### Exercise description
Leaving all pictures aside, write out the records below precisely as given.

┄┄┄┄┄┄┄┄┄┄┄┄┄┄┄┄┄┄┄┄

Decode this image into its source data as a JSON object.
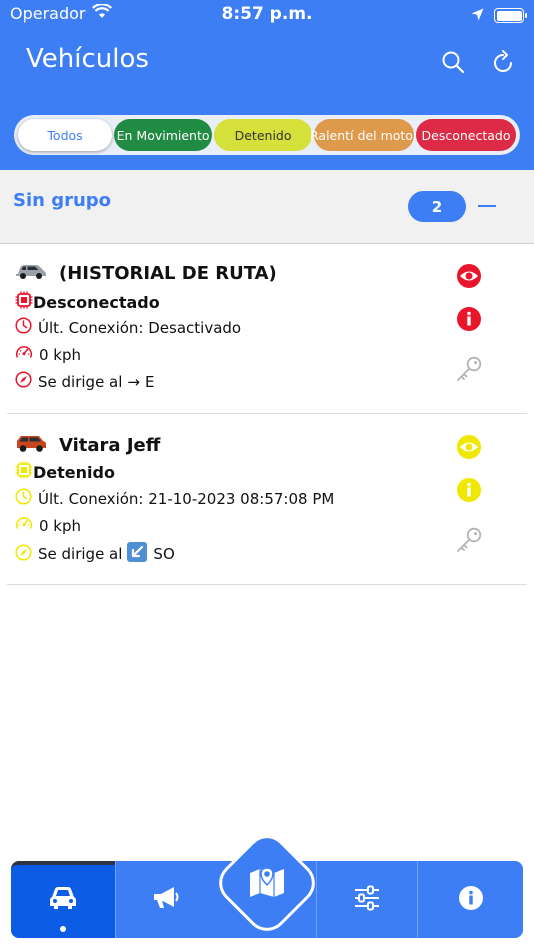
{
  "status_bar": {
    "carrier": "Operador",
    "time": "8:57 p.m."
  },
  "header": {
    "title": "Vehículos",
    "icons": [
      "search-icon",
      "refresh-icon"
    ]
  },
  "filters": [
    {
      "label": "Todos",
      "color": "#ffffff",
      "active": true
    },
    {
      "label": "En Movimiento",
      "color": "#1f8b43"
    },
    {
      "label": "Detenido",
      "color": "#d5e03a"
    },
    {
      "label": "Ralentí del motor",
      "color": "#de9a4a"
    },
    {
      "label": "Desconectado",
      "color": "#dd2a46"
    }
  ],
  "group": {
    "title": "Sin grupo",
    "count": "2"
  },
  "vehicles": [
    {
      "name": "(HISTORIAL DE RUTA)",
      "status": "Desconectado",
      "last_connection": "Últ. Conexión: Desactivado",
      "speed": "0 kph",
      "heading_prefix": "Se dirige al",
      "heading_symbol": "→",
      "heading_dir": "E",
      "status_color": "#e8152b",
      "icons": [
        "car-icon",
        "eye-icon",
        "info-icon",
        "key-icon"
      ]
    },
    {
      "name": "Vitara Jeff",
      "status": "Detenido",
      "last_connection": "Últ. Conexión: 21-10-2023 08:57:08 PM",
      "speed": "0 kph",
      "heading_prefix": "Se dirige al",
      "heading_symbol": "↙",
      "heading_dir": "SO",
      "status_color": "#f0e800",
      "icons": [
        "car-icon",
        "eye-icon",
        "info-icon",
        "key-icon"
      ]
    }
  ],
  "bottom_nav": {
    "items": [
      "car-icon",
      "megaphone-icon",
      "map-icon",
      "sliders-icon",
      "info-icon"
    ],
    "active": "car-icon",
    "accent": "#3d7ef5"
  }
}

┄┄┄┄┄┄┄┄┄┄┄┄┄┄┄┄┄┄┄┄

### Task result
Decode this image into its source data as a JSON object.
{
  "status_bar": {
    "carrier": "Operador",
    "time": "8:57 p.m."
  },
  "header": {
    "title": "Vehículos",
    "icons": [
      "search-icon",
      "refresh-icon"
    ]
  },
  "filters": [
    {
      "label": "Todos",
      "color": "#ffffff",
      "active": true
    },
    {
      "label": "En Movimiento",
      "color": "#1f8b43"
    },
    {
      "label": "Detenido",
      "color": "#d5e03a"
    },
    {
      "label": "Ralentí del motor",
      "color": "#de9a4a"
    },
    {
      "label": "Desconectado",
      "color": "#dd2a46"
    }
  ],
  "group": {
    "title": "Sin grupo",
    "count": "2"
  },
  "vehicles": [
    {
      "name": "(HISTORIAL DE RUTA)",
      "status": "Desconectado",
      "last_connection": "Últ. Conexión: Desactivado",
      "speed": "0 kph",
      "heading_prefix": "Se dirige al",
      "heading_symbol": "→",
      "heading_dir": "E",
      "status_color": "#e8152b",
      "icons": [
        "car-icon",
        "eye-icon",
        "info-icon",
        "key-icon"
      ]
    },
    {
      "name": "Vitara Jeff",
      "status": "Detenido",
      "last_connection": "Últ. Conexión: 21-10-2023 08:57:08 PM",
      "speed": "0 kph",
      "heading_prefix": "Se dirige al",
      "heading_symbol": "↙",
      "heading_dir": "SO",
      "status_color": "#f0e800",
      "icons": [
        "car-icon",
        "eye-icon",
        "info-icon",
        "key-icon"
      ]
    }
  ],
  "bottom_nav": {
    "items": [
      "car-icon",
      "megaphone-icon",
      "map-icon",
      "sliders-icon",
      "info-icon"
    ],
    "active": "car-icon",
    "accent": "#3d7ef5"
  }
}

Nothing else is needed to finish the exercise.